Exercise brief: Bring together every line in the data that includes "price".

** Opening Supplied material block **

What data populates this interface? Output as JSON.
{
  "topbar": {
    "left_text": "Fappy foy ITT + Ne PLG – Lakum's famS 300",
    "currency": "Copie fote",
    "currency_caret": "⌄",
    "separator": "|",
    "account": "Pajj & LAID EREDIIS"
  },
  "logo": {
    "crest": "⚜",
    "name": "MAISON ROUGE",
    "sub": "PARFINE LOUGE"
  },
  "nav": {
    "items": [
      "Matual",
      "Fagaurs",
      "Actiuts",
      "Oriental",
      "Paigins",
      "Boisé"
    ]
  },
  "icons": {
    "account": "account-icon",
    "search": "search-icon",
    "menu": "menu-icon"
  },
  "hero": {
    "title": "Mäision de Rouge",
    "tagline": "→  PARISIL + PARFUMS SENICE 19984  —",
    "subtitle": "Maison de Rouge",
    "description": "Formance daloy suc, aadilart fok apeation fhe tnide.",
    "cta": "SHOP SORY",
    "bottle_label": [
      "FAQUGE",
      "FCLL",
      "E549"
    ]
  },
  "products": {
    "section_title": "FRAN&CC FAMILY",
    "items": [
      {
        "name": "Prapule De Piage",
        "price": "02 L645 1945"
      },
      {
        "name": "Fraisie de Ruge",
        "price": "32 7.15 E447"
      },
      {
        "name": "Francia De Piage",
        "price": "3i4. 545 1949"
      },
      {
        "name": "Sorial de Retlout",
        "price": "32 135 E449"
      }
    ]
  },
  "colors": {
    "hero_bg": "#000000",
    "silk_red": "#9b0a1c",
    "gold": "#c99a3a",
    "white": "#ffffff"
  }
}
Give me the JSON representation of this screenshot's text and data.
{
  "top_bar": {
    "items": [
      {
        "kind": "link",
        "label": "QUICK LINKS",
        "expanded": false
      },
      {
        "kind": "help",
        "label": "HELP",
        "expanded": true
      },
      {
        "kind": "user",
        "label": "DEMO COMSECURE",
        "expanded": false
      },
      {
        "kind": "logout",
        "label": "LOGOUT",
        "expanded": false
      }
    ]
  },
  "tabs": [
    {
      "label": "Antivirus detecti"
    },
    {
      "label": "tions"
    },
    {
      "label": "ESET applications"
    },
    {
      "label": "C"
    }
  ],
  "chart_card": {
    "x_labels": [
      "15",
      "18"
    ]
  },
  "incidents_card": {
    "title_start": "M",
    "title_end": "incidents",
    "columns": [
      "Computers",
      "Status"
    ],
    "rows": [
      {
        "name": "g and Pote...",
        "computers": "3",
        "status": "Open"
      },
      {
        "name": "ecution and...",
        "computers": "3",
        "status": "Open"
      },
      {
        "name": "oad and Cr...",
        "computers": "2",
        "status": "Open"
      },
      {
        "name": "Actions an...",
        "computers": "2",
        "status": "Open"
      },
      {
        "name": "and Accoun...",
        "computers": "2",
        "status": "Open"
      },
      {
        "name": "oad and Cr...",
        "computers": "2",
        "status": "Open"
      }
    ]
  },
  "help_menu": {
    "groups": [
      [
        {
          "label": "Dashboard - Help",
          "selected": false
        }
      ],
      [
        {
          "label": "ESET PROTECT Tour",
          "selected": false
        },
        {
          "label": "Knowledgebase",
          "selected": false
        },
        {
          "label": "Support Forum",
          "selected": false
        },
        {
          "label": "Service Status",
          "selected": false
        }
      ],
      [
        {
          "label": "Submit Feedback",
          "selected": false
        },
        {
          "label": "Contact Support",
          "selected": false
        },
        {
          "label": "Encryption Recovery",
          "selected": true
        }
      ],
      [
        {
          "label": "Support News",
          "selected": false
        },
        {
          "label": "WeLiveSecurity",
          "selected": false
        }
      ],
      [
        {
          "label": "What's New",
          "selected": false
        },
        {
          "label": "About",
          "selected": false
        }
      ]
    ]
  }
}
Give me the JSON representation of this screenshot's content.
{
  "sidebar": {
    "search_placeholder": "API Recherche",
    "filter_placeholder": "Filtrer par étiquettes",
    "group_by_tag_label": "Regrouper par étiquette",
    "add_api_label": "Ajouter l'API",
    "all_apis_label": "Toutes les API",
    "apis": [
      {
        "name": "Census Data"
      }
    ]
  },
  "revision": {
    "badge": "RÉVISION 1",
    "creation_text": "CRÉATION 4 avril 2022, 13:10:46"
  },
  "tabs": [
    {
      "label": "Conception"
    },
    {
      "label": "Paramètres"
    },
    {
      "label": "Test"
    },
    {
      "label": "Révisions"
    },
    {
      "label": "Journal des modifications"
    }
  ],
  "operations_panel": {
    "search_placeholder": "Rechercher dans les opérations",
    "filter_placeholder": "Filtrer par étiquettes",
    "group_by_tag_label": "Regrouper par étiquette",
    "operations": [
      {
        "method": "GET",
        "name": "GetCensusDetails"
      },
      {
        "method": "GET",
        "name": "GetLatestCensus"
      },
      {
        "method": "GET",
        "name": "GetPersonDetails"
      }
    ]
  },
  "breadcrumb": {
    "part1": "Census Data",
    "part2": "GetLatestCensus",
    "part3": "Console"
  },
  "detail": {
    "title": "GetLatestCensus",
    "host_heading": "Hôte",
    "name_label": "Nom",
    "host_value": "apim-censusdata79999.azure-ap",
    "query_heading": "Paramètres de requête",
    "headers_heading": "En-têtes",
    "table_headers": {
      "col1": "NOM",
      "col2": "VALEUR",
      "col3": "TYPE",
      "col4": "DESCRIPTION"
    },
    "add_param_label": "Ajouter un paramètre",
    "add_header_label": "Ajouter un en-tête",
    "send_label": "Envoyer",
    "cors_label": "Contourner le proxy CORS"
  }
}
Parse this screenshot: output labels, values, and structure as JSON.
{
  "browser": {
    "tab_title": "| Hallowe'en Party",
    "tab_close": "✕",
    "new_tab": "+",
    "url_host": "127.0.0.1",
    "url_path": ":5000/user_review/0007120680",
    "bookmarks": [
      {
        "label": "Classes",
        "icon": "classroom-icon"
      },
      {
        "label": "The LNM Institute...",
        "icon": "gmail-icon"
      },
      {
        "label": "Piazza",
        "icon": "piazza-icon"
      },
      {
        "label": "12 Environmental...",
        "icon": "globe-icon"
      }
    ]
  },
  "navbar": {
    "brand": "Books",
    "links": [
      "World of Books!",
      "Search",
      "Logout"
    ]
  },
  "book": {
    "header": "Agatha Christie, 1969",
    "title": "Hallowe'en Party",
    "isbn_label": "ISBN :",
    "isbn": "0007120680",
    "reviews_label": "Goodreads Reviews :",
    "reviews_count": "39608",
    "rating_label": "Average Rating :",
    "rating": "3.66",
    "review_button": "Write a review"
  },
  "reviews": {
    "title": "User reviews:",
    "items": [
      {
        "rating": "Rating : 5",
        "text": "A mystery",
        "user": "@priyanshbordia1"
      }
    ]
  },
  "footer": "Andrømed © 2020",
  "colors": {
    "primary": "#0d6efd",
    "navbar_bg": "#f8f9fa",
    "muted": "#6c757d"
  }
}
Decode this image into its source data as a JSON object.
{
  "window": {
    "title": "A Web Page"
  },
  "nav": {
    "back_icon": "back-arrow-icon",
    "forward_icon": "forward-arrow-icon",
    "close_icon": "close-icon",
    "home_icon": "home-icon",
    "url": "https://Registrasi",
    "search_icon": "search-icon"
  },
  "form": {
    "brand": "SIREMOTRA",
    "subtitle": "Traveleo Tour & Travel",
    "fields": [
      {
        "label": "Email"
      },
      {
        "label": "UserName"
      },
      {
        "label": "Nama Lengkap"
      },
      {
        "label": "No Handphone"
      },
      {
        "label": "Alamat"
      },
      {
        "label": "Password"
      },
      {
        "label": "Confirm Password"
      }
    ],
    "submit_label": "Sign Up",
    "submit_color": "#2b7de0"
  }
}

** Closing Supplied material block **

Answer to the exercise:
        "price": "02 L645 1945"
        "price": "32 7.15 E447"
        "price": "3i4. 545 1949"
        "price": "32 135 E449"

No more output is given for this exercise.